# Supplied data

####################

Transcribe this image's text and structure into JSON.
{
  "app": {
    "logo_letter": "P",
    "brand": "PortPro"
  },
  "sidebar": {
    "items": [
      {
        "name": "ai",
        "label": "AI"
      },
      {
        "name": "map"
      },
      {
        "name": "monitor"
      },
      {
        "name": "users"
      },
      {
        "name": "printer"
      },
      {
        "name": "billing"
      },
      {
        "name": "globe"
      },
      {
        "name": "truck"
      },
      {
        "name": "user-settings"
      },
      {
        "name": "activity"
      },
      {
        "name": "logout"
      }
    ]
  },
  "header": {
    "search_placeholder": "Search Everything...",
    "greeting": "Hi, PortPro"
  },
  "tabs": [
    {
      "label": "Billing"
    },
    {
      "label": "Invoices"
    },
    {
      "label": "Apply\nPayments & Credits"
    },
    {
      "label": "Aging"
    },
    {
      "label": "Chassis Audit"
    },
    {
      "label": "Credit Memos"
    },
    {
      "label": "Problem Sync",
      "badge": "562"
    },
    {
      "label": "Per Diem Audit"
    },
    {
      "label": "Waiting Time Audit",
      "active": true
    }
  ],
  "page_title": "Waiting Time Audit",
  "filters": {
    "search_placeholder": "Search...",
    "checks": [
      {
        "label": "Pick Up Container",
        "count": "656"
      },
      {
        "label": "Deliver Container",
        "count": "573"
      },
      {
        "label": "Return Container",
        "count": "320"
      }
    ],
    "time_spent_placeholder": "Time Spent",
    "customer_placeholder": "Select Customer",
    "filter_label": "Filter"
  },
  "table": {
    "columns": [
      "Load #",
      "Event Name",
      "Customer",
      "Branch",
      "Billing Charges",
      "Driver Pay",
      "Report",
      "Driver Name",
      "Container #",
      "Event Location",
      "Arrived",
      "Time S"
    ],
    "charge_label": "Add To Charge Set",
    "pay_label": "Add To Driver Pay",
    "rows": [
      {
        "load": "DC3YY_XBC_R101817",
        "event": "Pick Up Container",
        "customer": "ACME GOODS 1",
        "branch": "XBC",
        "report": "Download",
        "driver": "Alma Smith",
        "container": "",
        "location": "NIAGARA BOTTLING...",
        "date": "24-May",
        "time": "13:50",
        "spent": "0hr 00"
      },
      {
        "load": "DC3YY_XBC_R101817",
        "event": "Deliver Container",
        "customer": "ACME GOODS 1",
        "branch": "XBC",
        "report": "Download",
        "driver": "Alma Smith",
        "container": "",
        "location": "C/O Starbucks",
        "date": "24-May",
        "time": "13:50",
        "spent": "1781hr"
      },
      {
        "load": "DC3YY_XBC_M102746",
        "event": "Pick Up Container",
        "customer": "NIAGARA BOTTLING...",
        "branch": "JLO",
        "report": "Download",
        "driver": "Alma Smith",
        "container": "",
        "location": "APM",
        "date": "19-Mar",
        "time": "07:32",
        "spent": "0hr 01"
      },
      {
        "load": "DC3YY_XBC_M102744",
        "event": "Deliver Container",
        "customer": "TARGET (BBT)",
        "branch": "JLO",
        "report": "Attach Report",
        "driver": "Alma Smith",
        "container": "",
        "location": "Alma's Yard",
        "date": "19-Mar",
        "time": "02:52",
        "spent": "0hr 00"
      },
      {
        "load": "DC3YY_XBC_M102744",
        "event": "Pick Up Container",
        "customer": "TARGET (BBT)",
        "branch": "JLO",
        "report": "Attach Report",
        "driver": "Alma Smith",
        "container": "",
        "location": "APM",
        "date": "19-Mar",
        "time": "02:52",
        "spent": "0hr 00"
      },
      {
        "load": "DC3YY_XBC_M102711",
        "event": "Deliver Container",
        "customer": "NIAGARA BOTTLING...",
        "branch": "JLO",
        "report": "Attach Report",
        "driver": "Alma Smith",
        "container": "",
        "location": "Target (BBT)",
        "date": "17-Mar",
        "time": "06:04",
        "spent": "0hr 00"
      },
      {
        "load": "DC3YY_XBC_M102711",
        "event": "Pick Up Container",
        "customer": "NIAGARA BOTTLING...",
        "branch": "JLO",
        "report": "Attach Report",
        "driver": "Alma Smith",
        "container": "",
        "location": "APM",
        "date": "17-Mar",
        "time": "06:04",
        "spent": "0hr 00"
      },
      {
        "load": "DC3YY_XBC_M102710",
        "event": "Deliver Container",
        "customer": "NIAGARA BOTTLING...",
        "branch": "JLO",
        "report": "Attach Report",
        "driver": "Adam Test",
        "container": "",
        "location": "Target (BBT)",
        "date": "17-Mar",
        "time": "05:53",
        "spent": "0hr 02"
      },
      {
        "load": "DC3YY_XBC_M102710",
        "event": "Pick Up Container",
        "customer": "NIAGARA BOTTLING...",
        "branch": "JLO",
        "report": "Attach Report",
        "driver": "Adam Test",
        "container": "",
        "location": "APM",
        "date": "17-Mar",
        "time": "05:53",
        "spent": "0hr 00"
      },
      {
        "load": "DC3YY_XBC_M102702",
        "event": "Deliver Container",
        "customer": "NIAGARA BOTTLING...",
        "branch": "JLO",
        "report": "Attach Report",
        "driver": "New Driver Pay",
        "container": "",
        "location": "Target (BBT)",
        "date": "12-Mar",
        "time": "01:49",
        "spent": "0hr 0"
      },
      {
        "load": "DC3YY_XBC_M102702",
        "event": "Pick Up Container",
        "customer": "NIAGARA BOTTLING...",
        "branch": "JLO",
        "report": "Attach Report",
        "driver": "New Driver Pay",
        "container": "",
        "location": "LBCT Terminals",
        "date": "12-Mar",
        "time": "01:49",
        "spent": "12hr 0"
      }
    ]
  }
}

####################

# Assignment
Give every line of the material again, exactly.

# Solved exercise
Transcribe this image's text and structure into JSON.
{
  "app": {
    "logo_letter": "P",
    "brand": "PortPro"
  },
  "sidebar": {
    "items": [
      {
        "name": "ai",
        "label": "AI"
      },
      {
        "name": "map"
      },
      {
        "name": "monitor"
      },
      {
        "name": "users"
      },
      {
        "name": "printer"
      },
      {
        "name": "billing"
      },
      {
        "name": "globe"
      },
      {
        "name": "truck"
      },
      {
        "name": "user-settings"
      },
      {
        "name": "activity"
      },
      {
        "name": "logout"
      }
    ]
  },
  "header": {
    "search_placeholder": "Search Everything...",
    "greeting": "Hi, PortPro"
  },
  "tabs": [
    {
      "label": "Billing"
    },
    {
      "label": "Invoices"
    },
    {
      "label": "Apply\nPayments & Credits"
    },
    {
      "label": "Aging"
    },
    {
      "label": "Chassis Audit"
    },
    {
      "label": "Credit Memos"
    },
    {
      "label": "Problem Sync",
      "badge": "562"
    },
    {
      "label": "Per Diem Audit"
    },
    {
      "label": "Waiting Time Audit",
      "active": true
    }
  ],
  "page_title": "Waiting Time Audit",
  "filters": {
    "search_placeholder": "Search...",
    "checks": [
      {
        "label": "Pick Up Container",
        "count": "656"
      },
      {
        "label": "Deliver Container",
        "count": "573"
      },
      {
        "label": "Return Container",
        "count": "320"
      }
    ],
    "time_spent_placeholder": "Time Spent",
    "customer_placeholder": "Select Customer",
    "filter_label": "Filter"
  },
  "table": {
    "columns": [
      "Load #",
      "Event Name",
      "Customer",
      "Branch",
      "Billing Charges",
      "Driver Pay",
      "Report",
      "Driver Name",
      "Container #",
      "Event Location",
      "Arrived",
      "Time S"
    ],
    "charge_label": "Add To Charge Set",
    "pay_label": "Add To Driver Pay",
    "rows": [
      {
        "load": "DC3YY_XBC_R101817",
        "event": "Pick Up Container",
        "customer": "ACME GOODS 1",
        "branch": "XBC",
        "report": "Download",
        "driver": "Alma Smith",
        "container": "",
        "location": "NIAGARA BOTTLING...",
        "date": "24-May",
        "time": "13:50",
        "spent": "0hr 00"
      },
      {
        "load": "DC3YY_XBC_R101817",
        "event": "Deliver Container",
        "customer": "ACME GOODS 1",
        "branch": "XBC",
        "report": "Download",
        "driver": "Alma Smith",
        "container": "",
        "location": "C/O Starbucks",
        "date": "24-May",
        "time": "13:50",
        "spent": "1781hr"
      },
      {
        "load": "DC3YY_XBC_M102746",
        "event": "Pick Up Container",
        "customer": "NIAGARA BOTTLING...",
        "branch": "JLO",
        "report": "Download",
        "driver": "Alma Smith",
        "container": "",
        "location": "APM",
        "date": "19-Mar",
        "time": "07:32",
        "spent": "0hr 01"
      },
      {
        "load": "DC3YY_XBC_M102744",
        "event": "Deliver Container",
        "customer": "TARGET (BBT)",
        "branch": "JLO",
        "report": "Attach Report",
        "driver": "Alma Smith",
        "container": "",
        "location": "Alma's Yard",
        "date": "19-Mar",
        "time": "02:52",
        "spent": "0hr 00"
      },
      {
        "load": "DC3YY_XBC_M102744",
        "event": "Pick Up Container",
        "customer": "TARGET (BBT)",
        "branch": "JLO",
        "report": "Attach Report",
        "driver": "Alma Smith",
        "container": "",
        "location": "APM",
        "date": "19-Mar",
        "time": "02:52",
        "spent": "0hr 00"
      },
      {
        "load": "DC3YY_XBC_M102711",
        "event": "Deliver Container",
        "customer": "NIAGARA BOTTLING...",
        "branch": "JLO",
        "report": "Attach Report",
        "driver": "Alma Smith",
        "container": "",
        "location": "Target (BBT)",
        "date": "17-Mar",
        "time": "06:04",
        "spent": "0hr 00"
      },
      {
        "load": "DC3YY_XBC_M102711",
        "event": "Pick Up Container",
        "customer": "NIAGARA BOTTLING...",
        "branch": "JLO",
        "report": "Attach Report",
        "driver": "Alma Smith",
        "container": "",
        "location": "APM",
        "date": "17-Mar",
        "time": "06:04",
        "spent": "0hr 00"
      },
      {
        "load": "DC3YY_XBC_M102710",
        "event": "Deliver Container",
        "customer": "NIAGARA BOTTLING...",
        "branch": "JLO",
        "report": "Attach Report",
        "driver": "Adam Test",
        "container": "",
        "location": "Target (BBT)",
        "date": "17-Mar",
        "time": "05:53",
        "spent": "0hr 02"
      },
      {
        "load": "DC3YY_XBC_M102710",
        "event": "Pick Up Container",
        "customer": "NIAGARA BOTTLING...",
        "branch": "JLO",
        "report": "Attach Report",
        "driver": "Adam Test",
        "container": "",
        "location": "APM",
        "date": "17-Mar",
        "time": "05:53",
        "spent": "0hr 00"
      },
      {
        "load": "DC3YY_XBC_M102702",
        "event": "Deliver Container",
        "customer": "NIAGARA BOTTLING...",
        "branch": "JLO",
        "report": "Attach Report",
        "driver": "New Driver Pay",
        "container": "",
        "location": "Target (BBT)",
        "date": "12-Mar",
        "time": "01:49",
        "spent": "0hr 0"
      },
      {
        "load": "DC3YY_XBC_M102702",
        "event": "Pick Up Container",
        "customer": "NIAGARA BOTTLING...",
        "branch": "JLO",
        "report": "Attach Report",
        "driver": "New Driver Pay",
        "container": "",
        "location": "LBCT Terminals",
        "date": "12-Mar",
        "time": "01:49",
        "spent": "12hr 0"
      }
    ]
  }
}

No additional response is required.